We're seeing a rash of sophisticated phishing schemes ensnaring even those that are aware and alert to such scams. As we mentioned in November's CyberAdvisor letter, "Back it up," the holidays are always high season for hackers, and this year is no exception.

 The level of engineering and sophistication sets this season apart from phishing campaigns in years past.

Phishing sign in red letters - narrow

What's happening?

 

This holiday season, hackers use combinations of email, SMS text messages, and telephone calls to engineer unusually sophisticated and effective schemes.

 

Some examples of the themes for this year's phishing campaigns include:

 

  • The wayward package and delivery reschedule - FedEx, UPS, USPS, Amazon
  • Bank, credit card, PayPal, Venmo, and Zelle payments and transactions
  • AT&T and other telco account changes
  • Rackspace, Microsoft, and Apple email password reset and mailbox alerts

 

These are next-gen hybrid variants of phishing and the combination of precisely sequenced and timed emails, texts, and incoming phone calls can fool even the most astute of us.

 

There are even reports of vehicles marked up as FedEx and other trusted brands as part of the criminal scheme. Some of the more elaborate ruses are known to be weeks long before consummation.

 

 Hackers know the brands and services you use, and they may even see the timing of your activity and will insert themselves at the right time in the right way.

 

Images of screenshots from the field:

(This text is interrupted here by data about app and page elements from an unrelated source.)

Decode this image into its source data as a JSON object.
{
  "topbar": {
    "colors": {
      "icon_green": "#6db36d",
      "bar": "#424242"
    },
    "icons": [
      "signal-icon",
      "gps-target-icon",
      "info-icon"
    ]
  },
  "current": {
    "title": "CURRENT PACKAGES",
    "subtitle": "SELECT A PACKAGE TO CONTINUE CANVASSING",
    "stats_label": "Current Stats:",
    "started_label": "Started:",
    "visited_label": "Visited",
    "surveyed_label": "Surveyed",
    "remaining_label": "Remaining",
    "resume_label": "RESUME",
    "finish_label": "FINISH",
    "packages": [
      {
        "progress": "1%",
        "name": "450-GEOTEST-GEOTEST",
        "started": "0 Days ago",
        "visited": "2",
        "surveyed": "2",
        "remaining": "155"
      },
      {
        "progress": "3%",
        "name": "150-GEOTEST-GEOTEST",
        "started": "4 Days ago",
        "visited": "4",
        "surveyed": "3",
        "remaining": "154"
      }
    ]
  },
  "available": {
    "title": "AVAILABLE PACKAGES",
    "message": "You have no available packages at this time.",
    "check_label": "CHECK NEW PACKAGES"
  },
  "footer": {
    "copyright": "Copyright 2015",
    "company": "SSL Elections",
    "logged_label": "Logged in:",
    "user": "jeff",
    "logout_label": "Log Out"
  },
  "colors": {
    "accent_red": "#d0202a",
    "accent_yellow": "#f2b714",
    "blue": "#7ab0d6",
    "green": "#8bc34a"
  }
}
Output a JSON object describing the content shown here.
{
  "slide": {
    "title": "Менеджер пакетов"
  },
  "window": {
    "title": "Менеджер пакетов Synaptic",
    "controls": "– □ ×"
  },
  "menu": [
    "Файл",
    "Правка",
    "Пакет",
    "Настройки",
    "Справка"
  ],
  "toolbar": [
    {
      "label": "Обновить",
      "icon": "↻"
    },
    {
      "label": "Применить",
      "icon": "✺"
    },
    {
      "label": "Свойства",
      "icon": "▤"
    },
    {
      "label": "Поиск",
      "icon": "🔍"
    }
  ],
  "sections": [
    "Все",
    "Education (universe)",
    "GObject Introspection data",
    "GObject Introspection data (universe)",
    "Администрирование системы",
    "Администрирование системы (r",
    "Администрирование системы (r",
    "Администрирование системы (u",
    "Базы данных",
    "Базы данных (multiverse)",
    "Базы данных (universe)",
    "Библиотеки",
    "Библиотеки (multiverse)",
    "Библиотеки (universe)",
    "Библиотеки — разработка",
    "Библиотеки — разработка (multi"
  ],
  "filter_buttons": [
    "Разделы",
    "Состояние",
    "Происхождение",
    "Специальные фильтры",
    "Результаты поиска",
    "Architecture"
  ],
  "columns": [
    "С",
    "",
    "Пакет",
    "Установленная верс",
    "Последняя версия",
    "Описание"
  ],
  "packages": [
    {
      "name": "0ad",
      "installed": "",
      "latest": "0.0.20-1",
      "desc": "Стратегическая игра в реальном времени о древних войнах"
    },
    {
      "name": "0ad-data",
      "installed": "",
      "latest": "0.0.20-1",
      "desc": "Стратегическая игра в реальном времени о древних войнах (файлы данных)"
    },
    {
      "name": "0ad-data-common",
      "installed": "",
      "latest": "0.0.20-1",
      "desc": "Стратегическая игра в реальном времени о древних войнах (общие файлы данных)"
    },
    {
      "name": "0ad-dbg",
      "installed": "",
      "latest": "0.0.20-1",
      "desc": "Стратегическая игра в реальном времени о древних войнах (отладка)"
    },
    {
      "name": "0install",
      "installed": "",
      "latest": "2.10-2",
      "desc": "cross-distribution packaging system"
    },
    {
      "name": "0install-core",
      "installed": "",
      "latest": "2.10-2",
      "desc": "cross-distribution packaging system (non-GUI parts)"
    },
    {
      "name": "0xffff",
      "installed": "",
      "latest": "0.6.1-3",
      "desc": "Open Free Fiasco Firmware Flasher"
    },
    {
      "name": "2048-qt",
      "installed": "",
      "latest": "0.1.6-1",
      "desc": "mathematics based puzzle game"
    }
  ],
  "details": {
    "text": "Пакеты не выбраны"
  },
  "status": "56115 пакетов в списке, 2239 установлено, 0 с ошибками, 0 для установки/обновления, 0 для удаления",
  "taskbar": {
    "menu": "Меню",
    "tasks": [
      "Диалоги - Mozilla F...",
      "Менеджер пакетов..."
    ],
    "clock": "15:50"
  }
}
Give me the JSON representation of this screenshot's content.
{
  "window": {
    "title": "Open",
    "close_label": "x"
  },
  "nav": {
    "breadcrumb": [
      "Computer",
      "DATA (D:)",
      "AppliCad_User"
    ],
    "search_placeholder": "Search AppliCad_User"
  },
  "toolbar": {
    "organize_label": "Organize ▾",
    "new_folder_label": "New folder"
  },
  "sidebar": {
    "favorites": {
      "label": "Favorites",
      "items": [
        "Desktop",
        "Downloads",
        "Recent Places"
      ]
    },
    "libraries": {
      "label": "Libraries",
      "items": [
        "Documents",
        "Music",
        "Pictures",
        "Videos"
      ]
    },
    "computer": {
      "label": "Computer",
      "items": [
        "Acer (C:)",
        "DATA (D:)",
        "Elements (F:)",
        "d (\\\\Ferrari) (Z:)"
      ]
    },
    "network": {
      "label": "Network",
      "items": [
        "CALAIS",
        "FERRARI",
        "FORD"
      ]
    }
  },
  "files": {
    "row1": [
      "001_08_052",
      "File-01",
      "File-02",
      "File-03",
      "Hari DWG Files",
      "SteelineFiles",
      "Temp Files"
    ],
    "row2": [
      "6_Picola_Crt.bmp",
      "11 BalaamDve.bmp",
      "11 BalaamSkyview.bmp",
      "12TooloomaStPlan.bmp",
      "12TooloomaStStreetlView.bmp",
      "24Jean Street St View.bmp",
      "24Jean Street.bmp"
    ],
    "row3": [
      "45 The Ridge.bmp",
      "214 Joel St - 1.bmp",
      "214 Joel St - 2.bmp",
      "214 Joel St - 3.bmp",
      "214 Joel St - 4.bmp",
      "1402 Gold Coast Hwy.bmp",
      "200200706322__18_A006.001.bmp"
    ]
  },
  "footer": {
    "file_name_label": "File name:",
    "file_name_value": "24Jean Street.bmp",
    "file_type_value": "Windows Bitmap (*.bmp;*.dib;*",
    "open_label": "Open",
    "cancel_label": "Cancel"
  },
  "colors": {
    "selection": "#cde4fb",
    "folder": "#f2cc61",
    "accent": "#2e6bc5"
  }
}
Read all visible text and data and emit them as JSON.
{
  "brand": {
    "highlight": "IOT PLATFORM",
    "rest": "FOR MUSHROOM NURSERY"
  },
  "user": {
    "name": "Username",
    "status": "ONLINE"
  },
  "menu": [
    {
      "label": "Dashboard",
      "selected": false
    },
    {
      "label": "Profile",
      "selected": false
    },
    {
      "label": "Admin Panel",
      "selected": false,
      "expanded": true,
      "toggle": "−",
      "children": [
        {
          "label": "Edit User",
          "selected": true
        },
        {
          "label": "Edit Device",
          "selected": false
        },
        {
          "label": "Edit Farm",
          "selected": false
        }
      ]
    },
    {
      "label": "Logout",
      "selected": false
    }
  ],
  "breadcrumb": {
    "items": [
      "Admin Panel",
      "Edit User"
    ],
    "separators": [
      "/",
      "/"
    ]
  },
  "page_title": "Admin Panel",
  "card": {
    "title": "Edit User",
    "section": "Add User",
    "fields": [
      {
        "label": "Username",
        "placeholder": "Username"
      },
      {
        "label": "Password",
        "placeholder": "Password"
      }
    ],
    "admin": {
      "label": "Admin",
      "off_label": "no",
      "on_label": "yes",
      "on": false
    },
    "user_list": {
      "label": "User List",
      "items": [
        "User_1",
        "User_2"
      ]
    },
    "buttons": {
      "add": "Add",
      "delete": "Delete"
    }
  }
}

screenshots of phishing in 2021

 

Why can't this be stopped?

 

When a phishing email or text finds its way to your devices, it's because nothing evidences malicious intent that can be flagged and blocked. There isn't a virus involved (yet), and the email address or texting number hasn't yet been identified as an illegitimate actor. In cyber, it's whack-a-mole; once you find the bad guys they're gone and taken on their next gig.

 

Someday we will have smarter software that will contextualize and detect the threat. Still, for now, it is up to the individual and the ability to think critically about what the internet and our devices put in front of us every day.

 

“What’s interesting here is the entirety of the fraud was completed over the phone, and at no time did the scammers compromise my account online,” he said. “I absolutely should have hung up and initiated the call myself."

An IT tech security professional after losing $9,800 to a phishing scheme, as reported to Krebs on Security.

 

✓ Phishing is mostly about hacking humans versus hacking their technology.

 

What can you do?

 

Besides using security software and protection, take these practical measures to make a big difference in your state of vulnerability to cybercrime:

 

  • Share this with your family members, friends, and co-workers; when in doubt, delete the email, text, or hang up the phone. If you think something might be legitimate, reach out to the party yourself and make an inquiry.

 

  • Enable mobile alerts on your financial accounts to receive text messages anytime a new transaction is posted.

 

  • Freeze your credit files - it's free and makes a big difference in avoiding and limiting losses. Here is how.

 

For TDS clients, as always, take screenshots and forward what you have to us, and we'll figure it out with you.

 

Thanks for reading.

 

CONTACT

Home Page 

 

cybersecurity

Topics: Total Digital Security, Threat Advisories, Cybersecurity for Life

Share :

Related Posts

Digital Security Basics - Three Primary...

Digital Security Basics: Where You’re Vulnerable 

Read More

The AAA Strategy for Privacy and...

The dog days of August 2020 start fittingly enough with...

Read More